The Thomases are similarly emotional about Methodist Rehab staff. “I love them,” said a teary-eyed Kim. “The Med may have saved Robyn’s life, but Methodist Rehab gave her quality of life.”
“If anybody asks me, I’m like: Go there,” adds Robyn.
Robyn is continuing therapy at a clinic close to home and has a long list of goals. “I want to get my license back and prove to my mom I can do anything by myself,” she said.
On the weekend before July 4, Robyn achieved a milestone her mother had been longing for since the day her daughter lapsed into a coma. During a community celebration, Robyn got the giggles.
“She had not laughed or cried since the accident,” Kim said.
Like many brain injury survivors, Robyn had trouble expressing emotion. But it hasn’t kept her from taking a passionate stand against texting while driving. “I say: Put your cell phone on silent and throw it in the back,” she said.
While Robyn’s parents are proud of her efforts, it hurt to face the likely cause of her accident. “It took a long time for my husband and I to come to grips with the knowledge our daughter had made a mistake,” Kim said.
But by the one-year anniversary of her accident, the family was ready to let Robyn’s tragedy become a cautionary tale. “We were contacted by a TV producer to do a story on her,” Kim said. “We agreed if it could help someone else, it’s worth it.”
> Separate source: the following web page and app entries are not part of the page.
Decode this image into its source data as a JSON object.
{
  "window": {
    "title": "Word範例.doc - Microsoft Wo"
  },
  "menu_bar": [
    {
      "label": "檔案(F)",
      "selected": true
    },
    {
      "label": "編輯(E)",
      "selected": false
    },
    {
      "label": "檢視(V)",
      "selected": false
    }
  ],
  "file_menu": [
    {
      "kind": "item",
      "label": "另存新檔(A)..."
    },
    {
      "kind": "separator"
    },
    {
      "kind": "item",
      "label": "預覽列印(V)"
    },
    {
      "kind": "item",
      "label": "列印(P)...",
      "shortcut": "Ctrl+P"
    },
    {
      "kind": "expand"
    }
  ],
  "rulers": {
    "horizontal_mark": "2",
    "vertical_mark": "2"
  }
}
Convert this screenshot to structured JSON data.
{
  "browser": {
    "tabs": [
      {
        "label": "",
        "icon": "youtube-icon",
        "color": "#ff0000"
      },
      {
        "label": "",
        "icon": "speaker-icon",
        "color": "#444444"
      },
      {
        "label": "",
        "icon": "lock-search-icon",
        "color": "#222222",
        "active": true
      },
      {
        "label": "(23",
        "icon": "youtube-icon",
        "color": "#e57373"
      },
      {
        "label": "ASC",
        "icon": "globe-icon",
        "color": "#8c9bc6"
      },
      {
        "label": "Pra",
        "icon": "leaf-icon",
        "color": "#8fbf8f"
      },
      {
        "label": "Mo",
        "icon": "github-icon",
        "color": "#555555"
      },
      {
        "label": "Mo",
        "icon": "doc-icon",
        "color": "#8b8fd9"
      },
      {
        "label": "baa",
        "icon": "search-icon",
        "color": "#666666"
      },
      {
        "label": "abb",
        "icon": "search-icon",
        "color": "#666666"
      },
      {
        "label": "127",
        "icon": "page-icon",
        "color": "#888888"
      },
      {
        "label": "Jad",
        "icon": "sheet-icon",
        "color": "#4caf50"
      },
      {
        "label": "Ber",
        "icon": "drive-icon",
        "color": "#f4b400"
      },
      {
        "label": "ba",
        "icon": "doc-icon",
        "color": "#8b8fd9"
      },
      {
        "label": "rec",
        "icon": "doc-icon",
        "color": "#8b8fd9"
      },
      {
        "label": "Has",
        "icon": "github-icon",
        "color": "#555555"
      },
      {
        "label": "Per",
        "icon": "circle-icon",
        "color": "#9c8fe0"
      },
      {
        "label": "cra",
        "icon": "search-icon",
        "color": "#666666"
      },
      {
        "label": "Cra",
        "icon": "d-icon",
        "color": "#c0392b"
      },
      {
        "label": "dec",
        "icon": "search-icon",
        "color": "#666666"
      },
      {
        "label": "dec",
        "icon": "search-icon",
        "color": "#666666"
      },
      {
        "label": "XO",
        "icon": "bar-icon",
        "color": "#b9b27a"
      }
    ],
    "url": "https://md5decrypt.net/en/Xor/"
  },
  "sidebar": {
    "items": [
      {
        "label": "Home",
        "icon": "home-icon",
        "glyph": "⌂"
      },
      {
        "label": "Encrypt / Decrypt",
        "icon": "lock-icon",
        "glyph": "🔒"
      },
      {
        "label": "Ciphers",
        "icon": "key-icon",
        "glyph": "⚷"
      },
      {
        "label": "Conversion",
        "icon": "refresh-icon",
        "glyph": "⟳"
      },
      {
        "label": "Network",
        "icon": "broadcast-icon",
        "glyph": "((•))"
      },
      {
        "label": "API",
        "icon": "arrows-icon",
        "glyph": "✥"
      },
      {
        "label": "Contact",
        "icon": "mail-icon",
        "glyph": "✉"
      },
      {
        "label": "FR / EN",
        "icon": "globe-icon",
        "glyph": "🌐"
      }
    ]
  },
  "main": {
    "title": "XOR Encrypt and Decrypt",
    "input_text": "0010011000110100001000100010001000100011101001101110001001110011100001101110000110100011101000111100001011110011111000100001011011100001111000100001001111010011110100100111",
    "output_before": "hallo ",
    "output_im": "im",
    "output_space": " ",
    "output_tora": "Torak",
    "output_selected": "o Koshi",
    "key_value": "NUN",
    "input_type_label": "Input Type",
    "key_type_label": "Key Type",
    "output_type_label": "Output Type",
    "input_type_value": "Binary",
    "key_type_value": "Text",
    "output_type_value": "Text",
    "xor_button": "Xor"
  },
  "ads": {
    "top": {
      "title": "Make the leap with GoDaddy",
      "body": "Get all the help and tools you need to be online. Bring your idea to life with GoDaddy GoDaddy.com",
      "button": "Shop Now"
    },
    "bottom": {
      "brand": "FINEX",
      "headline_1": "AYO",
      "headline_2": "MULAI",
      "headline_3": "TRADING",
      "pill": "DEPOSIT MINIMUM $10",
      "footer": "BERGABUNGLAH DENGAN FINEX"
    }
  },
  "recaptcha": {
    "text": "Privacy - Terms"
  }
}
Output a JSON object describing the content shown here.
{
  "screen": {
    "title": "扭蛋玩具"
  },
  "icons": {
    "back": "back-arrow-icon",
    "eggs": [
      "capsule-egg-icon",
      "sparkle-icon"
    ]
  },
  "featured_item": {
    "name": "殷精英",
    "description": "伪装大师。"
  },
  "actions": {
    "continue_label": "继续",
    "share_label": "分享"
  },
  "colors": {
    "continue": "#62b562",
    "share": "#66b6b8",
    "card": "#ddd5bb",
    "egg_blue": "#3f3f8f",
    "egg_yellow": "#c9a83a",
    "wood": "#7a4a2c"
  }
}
For more information on Methodist Rehab’s Brain Injury Program, please call 601-364-3336.